However, don’t be stuck solely on largemouth—the divas of the bass world. There’s a lot to be said for their smaller cousins. These feisty fish are more aggressive and are more likely to chase bait and put up a solid fight to thrill any sport angler. Check out some recommended best bass lures to increase your chances of catching the big ones.

Best Smallmouth Bass Strategies and Techniques

 Unlike largemouth bass, smallmouth bass will cover a lot of water and do so without cover. This is even more apparent in warm weather when baitfish stay away from shore. They will also chase just about any bait around. They are much more aggressive and will often swim in fast current waters.

  • So for smallies, ditch the shoreline, get in a kayak or bass boat and head to the more open water. That means the best bass lures for smallmouth are going to be crankbaits, vibrating jigs, and spinnerbaits. Bass tubes are also a reliable go to.
  • Even fly fishing for bass follows similar rules. When bass fly fishing, make sure the line is loose and the fly is quiet as it hits the water. A good bass rod for fly fishing will be whippy and have a light action.

Bass Boats – Getting Close To The Prey

For tournament fishing, a good boat is a necessity. While it takes more work to transport and care for, a good boat is sound investment. Bass tournaments are known for moving quickly from place to place, and a kayak or canoe can’t keep up.

Bass tracker boats are some of the best ones out there and are equipped for both the casual angler and the tournament fisher. There’s a reason bass trackers are popular. They are made specifically for catching bass at Bass Master Tournaments.

A good boat allows the competitive fisher to quickly get across a large lake and then idle a quiet motor to get into an ideal position. Not to mention, bass boat accessories and amenities are second to none. There’s plenty of space for gear, multiple rigs, several people, depth finders…the list just goes on.

So throw on a pair of bass sandals, grab some friends, hop in the boat and head out to the lake.
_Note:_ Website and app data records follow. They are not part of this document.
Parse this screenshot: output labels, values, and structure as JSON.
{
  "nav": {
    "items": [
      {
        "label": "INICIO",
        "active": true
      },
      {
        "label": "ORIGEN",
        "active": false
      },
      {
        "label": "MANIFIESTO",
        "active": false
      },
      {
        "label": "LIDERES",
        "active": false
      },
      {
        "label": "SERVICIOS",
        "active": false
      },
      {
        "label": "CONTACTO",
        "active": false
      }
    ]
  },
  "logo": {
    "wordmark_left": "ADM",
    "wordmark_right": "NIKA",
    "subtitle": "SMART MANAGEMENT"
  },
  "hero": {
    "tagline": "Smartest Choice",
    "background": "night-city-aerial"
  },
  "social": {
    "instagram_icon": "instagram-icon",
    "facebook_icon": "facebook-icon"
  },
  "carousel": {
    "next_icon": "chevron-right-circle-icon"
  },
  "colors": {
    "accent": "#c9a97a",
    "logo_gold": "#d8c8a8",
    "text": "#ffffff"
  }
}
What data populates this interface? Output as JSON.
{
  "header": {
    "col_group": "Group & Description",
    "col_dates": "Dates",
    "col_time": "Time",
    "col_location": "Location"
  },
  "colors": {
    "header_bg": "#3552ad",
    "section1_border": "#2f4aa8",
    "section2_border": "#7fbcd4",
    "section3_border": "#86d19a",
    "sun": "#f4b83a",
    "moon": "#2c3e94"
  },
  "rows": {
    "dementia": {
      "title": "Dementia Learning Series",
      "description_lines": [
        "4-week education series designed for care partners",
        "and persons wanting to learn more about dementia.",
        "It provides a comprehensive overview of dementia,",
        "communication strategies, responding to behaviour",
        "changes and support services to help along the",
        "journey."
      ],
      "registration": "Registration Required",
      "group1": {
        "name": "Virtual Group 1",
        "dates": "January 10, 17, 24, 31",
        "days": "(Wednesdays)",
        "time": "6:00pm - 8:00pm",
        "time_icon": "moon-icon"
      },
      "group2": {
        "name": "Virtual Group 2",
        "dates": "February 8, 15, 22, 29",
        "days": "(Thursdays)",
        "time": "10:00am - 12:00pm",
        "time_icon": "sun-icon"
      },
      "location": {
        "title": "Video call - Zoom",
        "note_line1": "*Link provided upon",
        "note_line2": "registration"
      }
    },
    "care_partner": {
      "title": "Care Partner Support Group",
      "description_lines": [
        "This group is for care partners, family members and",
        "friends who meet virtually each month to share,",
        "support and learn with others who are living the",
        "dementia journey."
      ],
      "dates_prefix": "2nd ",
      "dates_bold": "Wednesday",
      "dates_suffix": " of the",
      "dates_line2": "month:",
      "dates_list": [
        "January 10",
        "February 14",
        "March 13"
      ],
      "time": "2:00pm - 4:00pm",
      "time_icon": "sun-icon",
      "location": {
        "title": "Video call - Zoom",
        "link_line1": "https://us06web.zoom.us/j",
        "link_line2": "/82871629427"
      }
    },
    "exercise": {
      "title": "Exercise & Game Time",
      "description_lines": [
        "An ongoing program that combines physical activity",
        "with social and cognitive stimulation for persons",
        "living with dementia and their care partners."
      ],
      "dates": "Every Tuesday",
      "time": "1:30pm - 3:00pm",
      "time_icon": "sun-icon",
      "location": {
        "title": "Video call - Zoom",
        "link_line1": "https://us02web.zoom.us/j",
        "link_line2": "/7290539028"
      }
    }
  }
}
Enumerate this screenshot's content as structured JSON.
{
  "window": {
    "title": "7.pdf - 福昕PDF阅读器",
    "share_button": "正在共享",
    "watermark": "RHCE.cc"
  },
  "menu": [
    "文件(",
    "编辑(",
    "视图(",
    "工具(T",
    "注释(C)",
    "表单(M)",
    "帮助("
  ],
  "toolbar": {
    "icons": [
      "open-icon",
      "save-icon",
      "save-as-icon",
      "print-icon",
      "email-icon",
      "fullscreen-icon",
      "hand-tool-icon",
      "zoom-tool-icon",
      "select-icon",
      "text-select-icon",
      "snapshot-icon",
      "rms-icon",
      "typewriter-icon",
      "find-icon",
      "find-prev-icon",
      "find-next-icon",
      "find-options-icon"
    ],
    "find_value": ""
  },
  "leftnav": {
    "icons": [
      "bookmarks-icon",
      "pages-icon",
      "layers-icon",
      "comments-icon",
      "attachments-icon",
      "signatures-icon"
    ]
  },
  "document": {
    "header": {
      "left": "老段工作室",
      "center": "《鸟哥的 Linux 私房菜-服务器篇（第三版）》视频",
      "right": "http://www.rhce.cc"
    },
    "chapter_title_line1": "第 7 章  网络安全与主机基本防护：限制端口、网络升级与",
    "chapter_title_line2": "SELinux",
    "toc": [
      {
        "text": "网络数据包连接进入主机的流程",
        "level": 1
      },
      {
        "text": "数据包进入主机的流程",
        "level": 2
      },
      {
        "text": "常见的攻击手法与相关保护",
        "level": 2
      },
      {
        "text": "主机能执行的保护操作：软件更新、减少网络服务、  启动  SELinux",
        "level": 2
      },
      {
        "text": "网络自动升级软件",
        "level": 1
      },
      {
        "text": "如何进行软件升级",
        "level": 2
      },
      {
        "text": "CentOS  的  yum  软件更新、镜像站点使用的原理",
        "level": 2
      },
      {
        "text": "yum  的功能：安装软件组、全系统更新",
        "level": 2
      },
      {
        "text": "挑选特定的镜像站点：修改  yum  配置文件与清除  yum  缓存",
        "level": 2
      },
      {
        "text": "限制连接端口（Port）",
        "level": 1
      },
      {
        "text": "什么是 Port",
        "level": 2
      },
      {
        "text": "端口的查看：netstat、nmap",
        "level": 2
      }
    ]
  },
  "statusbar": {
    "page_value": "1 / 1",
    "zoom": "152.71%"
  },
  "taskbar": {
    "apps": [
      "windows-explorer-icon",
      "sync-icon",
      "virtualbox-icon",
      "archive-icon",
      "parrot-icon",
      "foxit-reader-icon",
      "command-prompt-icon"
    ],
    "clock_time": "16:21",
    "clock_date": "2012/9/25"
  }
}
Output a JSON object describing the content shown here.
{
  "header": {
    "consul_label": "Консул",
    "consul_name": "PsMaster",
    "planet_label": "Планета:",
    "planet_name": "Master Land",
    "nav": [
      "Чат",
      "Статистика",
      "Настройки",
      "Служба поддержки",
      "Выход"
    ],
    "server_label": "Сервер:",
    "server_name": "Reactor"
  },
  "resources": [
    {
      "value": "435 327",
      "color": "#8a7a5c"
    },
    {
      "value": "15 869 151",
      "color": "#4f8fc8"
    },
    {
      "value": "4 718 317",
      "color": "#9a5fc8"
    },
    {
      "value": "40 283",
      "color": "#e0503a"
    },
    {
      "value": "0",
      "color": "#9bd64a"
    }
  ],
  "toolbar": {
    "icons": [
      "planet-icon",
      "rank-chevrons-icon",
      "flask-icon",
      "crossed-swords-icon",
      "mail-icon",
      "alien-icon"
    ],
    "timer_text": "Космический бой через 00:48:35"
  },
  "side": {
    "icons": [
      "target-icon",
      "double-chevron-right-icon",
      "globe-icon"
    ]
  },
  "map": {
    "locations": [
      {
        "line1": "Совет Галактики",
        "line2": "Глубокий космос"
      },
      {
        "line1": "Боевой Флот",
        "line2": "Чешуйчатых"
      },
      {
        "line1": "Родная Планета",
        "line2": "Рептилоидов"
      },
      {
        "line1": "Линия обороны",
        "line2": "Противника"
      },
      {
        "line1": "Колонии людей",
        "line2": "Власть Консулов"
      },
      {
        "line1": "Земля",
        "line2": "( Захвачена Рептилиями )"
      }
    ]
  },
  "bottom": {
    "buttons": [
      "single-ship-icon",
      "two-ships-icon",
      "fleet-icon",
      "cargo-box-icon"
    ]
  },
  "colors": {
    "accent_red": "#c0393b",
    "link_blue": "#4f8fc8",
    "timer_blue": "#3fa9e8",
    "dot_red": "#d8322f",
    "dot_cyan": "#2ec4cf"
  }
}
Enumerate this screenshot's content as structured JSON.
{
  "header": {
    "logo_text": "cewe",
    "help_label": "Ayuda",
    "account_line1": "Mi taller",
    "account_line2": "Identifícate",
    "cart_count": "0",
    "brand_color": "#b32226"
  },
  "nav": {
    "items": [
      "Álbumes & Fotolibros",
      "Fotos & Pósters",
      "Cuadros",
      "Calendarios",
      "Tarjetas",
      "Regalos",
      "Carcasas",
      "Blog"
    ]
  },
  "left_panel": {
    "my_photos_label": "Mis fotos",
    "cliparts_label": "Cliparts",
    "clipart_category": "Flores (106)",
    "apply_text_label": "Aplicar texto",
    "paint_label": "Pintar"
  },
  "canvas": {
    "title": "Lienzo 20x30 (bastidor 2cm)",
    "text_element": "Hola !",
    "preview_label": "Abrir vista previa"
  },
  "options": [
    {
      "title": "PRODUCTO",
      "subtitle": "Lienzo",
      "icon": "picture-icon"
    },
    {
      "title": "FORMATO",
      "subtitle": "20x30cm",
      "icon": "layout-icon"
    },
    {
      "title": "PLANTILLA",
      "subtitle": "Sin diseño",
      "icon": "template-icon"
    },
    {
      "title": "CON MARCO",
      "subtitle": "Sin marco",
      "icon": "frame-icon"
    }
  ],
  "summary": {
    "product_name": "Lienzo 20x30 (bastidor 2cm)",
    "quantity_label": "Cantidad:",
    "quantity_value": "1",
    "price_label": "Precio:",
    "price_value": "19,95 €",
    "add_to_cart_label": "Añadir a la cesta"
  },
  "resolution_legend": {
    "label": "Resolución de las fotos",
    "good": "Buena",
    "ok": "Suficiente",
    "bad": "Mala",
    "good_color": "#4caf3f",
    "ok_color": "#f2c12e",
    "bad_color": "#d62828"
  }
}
Who knows, in a couple of years, the cover of Bassmaster Magazine could feature that year’s tournament champion, and the face might look mighty familiar.